You’ve got a plan. You’re on a path. Then, out of the blue — wham. A curve ball. I used to get all stressed out. Well, really, it was worse than that. Stressed out, yes. But worse, it was sometimes a full-blown panic attack with blood pressure off the charts. On one occasion, thinking I was having a heart attack or stroke, my husband loaded me into the pickup and we headed for Urgent Care. One nurse said I won the prize for the highest blood pressure that day. Great. Lucky me. Another one told me to go to my happy place to which I replied, “I don’t have one right now.” Seriously? They tell you to do that?

But, I vowed to not let that happen to me anymore. I’ve been put to the test many times, but it wasn’t until the curve ball this week that I can honestly say the strategies I’ve adopted and am now practicing are working! In reality, I think they have been working for some time because the full-blown panic attacks are a thing of the past. But it wasn’t until this week when I truly reflected on the curve ball and my reaction to it that I realized how far I’d come.

If you’re prone to letting those curve balls derail your emotions and your health, here are 5 things you can do to manage.

  1. Let go of control

This is a big one for me. A former boss and friend used to call me a “control freak” and my sister is always telling me to “let it go.” I didn’t realize the importance of this, especially for those events that are truly out of your control. Let’s take the weather for example. Have you ever scheduled a flight that was cancelled or delayed because of the weather? How did you react? I know how I used to react and it usually led me to a panic attack. But, here’s the thing. Do you really want to get on a flight that even the pilots don’t want to be on? Well, when you put it that way, no! You can’t control the weather, so why get all stressed out about it. Plus, I would rather be safe. And, I suspect you would too.

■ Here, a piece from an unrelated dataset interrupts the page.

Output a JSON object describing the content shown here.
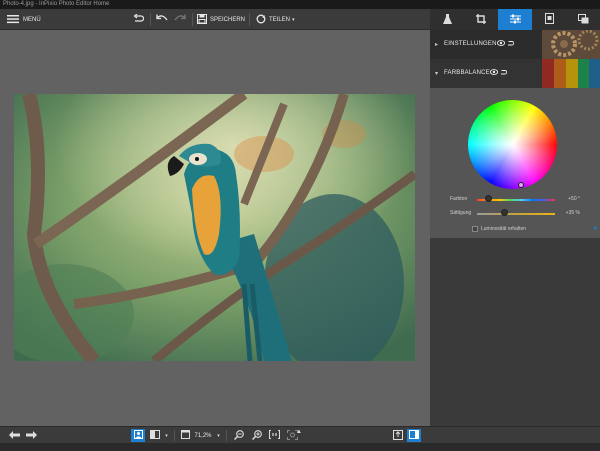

2.  Exercise

Aerobic exercise triggers the release of endorphins, potent brain chemicals that have the ability to relieve pain and stress, stimulate relaxation and turn bad moods into good ones. Over the long-term, if done every day, it can even combat depression. Simply put, the higher your level of endorphins, the greater your sense of calm and well-being. This doesn’t mean you have to train for a marathon, just walking 20 to 30 minutes a day can make a real difference in reducing stress. So, when you feel the stress levels rising, take a few minutes to get the body moving. It will do wonders.

3.  Meditate

Meditation can give you a sense of calm, peace and balance; all three contribute to your overall good health. When you meditate, you may clear away the information overload that builds up every day and contributes to your stress. You increase self-awareness, reduce negative emotions and increase your imagination and creativity. Meditation helps you gain a new perspective on the “curve ball” situation. People that enjoy walking often use that time to meditate and clear away any mind clutter.

4.  Assess and Adjust

For me, this is just another term for a rational decision-making process. When faced with any situation, it’s important to first make an assessment. Identify and explore options. Consider the consequences — the risks and opportunities. Excessive risks may cause you to eliminate an option and opportunities may cause you to reconsider an option you had overlooked or rejected. Evaluate your options against needs versus wants to determine importance. Once you’ve finished the assessment, it’s time to make a decision and adjust your path accordingly.

5.  Trust your “gut”

Neuroscientists call intuition “emotional tagging” which means our brains store emotional responses to each experience or situation we encounter. When faced with a new decision, our brain goes into the library of past experiences and looks for similar experiences or patterns. Those manifest as our “gut” reaction or intuition. It’s important to go through the assessment and analysis phase (the rational decision-making process), but it’s also important to consider your instinct’s insight and perspective. Perhaps Jeff Bezos said it best. “All of my best decisions in business and in life have been made with heart and intuition — not analysis. When you can make a decision with analysis, you should do so, but it turns out in life that your most important decisions are always made with instinct, intuition, taste, heart.”

So, my curve ball this week could have landed me in Urgent Care because the situation was very similar, and again, involved travel. Last time, it was thunderstorms and tornadoes. This week, it was a freak snowstorm. I was really looking forward to the trip, and I was very disappointed on a number of levels. So, I let go of my control over the weather — because I now accept I have none! I went for a walk to clear my mind (actually several). I considered my options and evaluated my risks and opportunities and then I connected with my “gut,” my intuition. I asked God for guidance. I made a decision, cancelled my reservations and put the opportunity wheels into motion. I was immediately at peace. So, bring it on curve balls. I’m ready.